- _Given data_:
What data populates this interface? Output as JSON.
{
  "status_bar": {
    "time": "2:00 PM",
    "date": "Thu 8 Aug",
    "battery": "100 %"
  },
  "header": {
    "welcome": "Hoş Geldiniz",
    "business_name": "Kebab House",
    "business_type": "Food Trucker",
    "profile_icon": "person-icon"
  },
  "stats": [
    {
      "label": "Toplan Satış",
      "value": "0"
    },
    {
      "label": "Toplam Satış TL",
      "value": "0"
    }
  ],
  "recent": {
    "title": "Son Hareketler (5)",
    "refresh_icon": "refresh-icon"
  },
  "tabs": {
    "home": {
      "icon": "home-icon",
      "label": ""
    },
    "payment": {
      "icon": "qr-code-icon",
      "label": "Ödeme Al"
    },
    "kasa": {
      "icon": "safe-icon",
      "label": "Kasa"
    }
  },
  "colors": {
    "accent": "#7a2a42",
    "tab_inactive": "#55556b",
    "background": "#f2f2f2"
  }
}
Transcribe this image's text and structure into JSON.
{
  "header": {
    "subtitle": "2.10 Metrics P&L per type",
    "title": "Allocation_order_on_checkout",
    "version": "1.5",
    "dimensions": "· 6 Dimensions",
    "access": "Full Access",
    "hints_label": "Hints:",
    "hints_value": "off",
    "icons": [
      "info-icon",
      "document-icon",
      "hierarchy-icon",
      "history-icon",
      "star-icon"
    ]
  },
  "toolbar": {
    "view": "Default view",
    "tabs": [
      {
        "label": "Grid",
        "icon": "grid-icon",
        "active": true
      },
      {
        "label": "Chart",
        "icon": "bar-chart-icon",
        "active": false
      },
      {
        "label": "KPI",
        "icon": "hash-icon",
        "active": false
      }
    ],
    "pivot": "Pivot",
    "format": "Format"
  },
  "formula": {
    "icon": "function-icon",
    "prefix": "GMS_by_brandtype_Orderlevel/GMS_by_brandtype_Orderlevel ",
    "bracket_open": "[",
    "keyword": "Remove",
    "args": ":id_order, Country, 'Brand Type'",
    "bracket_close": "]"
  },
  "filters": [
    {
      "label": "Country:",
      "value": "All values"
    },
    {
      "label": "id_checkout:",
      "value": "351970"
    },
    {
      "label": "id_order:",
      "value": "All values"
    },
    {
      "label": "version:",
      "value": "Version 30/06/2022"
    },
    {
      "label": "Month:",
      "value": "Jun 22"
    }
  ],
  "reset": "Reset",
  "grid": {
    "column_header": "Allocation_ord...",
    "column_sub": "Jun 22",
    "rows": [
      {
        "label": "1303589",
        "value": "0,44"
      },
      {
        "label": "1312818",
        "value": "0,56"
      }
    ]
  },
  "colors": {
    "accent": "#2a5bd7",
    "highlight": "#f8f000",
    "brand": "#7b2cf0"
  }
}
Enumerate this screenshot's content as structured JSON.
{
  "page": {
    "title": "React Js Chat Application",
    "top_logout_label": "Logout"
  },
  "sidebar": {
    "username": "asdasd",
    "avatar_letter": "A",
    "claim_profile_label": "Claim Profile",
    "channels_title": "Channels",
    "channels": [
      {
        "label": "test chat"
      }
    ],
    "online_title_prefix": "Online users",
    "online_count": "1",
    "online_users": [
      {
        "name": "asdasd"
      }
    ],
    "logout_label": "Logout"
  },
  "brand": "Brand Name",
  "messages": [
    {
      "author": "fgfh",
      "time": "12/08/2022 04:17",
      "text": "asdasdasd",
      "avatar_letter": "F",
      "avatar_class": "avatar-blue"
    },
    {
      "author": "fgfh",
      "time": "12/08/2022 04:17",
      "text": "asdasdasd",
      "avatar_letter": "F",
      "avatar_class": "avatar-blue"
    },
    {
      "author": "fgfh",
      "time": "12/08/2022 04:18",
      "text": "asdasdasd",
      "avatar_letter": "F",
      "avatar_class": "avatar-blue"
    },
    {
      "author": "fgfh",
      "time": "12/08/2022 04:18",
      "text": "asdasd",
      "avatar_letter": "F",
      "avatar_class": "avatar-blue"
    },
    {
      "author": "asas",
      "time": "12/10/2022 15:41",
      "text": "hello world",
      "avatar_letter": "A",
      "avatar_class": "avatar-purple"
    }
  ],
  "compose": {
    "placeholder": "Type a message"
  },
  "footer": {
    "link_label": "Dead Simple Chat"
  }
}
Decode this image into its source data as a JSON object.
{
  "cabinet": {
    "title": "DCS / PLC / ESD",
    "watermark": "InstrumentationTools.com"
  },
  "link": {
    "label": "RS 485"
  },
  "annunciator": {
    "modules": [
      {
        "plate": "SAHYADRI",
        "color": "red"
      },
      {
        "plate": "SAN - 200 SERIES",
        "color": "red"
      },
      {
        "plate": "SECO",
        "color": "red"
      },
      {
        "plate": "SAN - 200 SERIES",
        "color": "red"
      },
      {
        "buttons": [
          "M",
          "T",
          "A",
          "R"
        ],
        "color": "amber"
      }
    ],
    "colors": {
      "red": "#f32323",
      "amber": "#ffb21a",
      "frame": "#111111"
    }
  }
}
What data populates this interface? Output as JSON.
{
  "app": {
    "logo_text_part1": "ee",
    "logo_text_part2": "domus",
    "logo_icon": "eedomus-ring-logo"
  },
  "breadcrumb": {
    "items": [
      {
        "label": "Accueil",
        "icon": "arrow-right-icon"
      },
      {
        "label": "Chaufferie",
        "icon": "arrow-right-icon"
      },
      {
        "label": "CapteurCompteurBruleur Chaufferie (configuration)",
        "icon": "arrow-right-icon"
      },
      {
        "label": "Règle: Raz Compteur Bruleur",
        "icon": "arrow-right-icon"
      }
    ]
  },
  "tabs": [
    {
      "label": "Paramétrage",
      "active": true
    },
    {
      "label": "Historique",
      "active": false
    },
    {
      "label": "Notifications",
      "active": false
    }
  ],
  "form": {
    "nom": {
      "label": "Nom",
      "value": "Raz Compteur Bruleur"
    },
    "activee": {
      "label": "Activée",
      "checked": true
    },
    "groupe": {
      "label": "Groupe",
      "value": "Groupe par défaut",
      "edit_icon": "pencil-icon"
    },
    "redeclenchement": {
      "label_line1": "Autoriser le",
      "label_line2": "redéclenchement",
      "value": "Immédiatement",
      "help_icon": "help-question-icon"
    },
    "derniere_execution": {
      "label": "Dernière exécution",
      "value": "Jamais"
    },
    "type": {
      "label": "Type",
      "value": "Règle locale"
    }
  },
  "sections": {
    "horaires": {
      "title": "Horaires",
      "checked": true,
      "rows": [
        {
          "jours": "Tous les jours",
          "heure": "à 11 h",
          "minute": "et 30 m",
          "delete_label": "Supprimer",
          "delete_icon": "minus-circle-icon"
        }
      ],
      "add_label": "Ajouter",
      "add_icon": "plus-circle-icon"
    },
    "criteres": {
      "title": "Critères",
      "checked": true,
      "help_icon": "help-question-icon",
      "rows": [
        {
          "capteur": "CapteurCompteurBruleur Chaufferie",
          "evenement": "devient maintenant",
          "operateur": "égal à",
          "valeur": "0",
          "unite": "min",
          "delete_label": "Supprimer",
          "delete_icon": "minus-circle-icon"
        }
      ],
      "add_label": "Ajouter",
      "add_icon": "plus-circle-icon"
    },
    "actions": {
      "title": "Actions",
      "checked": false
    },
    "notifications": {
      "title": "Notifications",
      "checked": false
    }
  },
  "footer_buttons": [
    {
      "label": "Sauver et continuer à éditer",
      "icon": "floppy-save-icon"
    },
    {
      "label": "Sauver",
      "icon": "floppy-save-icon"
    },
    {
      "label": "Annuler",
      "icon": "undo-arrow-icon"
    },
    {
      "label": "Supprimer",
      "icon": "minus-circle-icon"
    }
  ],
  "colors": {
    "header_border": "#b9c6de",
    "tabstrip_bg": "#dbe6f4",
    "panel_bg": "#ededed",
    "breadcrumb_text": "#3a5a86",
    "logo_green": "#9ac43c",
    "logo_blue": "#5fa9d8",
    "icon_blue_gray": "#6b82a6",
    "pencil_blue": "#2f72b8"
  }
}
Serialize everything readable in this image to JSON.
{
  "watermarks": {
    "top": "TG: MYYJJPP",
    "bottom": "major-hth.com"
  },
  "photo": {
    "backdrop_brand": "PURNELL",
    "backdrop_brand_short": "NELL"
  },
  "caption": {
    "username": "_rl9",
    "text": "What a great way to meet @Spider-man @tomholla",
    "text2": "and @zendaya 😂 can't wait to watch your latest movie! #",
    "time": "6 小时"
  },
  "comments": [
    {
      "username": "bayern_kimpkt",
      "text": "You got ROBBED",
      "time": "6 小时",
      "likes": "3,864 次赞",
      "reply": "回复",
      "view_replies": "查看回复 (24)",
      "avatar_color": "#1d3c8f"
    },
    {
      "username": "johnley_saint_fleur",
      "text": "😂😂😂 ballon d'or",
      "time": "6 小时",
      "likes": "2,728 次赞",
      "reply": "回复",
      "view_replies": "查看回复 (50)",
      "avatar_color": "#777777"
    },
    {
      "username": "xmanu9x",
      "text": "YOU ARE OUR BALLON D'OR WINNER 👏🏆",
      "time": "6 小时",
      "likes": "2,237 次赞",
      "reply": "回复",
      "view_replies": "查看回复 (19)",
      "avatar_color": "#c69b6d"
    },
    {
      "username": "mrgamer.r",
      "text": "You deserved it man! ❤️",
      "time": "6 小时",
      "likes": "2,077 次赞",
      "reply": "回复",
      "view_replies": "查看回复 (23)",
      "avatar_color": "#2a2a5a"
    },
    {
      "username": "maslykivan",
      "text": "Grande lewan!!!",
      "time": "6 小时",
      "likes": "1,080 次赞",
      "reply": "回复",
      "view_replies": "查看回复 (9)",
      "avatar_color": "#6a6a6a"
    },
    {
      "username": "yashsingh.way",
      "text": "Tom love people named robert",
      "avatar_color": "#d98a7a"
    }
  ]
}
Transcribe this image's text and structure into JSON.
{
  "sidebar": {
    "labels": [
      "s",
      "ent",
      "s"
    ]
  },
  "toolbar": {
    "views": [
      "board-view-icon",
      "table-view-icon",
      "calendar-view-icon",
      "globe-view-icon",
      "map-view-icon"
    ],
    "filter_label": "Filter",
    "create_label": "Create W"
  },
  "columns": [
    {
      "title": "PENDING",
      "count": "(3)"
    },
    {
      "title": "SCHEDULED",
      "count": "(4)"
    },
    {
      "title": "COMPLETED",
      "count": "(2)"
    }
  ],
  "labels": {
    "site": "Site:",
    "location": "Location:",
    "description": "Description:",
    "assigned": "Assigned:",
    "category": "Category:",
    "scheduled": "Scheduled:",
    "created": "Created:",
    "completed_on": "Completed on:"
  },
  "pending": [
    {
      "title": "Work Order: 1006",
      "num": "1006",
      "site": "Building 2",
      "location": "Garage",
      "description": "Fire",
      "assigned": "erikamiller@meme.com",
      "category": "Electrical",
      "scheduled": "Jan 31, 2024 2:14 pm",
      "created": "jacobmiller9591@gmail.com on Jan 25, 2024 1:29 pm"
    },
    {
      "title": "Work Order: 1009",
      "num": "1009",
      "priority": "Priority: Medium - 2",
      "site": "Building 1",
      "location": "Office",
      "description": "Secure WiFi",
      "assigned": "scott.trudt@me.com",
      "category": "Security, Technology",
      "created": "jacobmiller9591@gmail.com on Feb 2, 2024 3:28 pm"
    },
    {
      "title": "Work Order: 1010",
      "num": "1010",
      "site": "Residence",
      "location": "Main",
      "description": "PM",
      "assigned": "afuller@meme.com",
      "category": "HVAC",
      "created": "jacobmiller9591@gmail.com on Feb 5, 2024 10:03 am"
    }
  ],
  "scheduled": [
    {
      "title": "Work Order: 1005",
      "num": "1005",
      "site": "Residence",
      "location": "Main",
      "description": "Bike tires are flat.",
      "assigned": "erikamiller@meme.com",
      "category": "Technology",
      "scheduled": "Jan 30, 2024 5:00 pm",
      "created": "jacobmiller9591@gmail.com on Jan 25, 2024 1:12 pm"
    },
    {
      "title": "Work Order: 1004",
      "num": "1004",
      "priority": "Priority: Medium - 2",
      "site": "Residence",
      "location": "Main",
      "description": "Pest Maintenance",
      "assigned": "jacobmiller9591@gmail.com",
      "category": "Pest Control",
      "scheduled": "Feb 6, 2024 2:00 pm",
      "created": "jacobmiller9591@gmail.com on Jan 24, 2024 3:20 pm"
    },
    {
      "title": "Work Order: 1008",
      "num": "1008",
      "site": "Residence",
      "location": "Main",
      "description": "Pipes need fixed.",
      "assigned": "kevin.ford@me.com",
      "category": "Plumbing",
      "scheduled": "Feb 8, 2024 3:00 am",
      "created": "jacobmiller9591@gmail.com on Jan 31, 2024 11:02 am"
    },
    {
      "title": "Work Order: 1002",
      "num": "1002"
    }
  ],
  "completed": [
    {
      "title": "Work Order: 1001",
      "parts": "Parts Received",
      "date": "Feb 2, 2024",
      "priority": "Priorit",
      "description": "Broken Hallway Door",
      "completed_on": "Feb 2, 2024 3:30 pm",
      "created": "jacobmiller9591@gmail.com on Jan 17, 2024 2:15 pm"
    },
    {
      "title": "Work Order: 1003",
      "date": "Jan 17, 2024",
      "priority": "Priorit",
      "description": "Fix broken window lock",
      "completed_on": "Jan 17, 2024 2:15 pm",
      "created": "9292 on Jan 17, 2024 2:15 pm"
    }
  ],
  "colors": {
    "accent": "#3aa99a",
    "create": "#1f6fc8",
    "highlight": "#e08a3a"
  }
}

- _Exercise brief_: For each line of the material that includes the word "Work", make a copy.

- _Output of the exercise_:
      "title": "Work Order: 1006",
      "title": "Work Order: 1009",
      "title": "Work Order: 1010",
      "title": "Work Order: 1005",
      "title": "Work Order: 1004",
      "title": "Work Order: 1008",
      "title": "Work Order: 1002",
      "title": "Work Order: 1001",
      "title": "Work Order: 1003",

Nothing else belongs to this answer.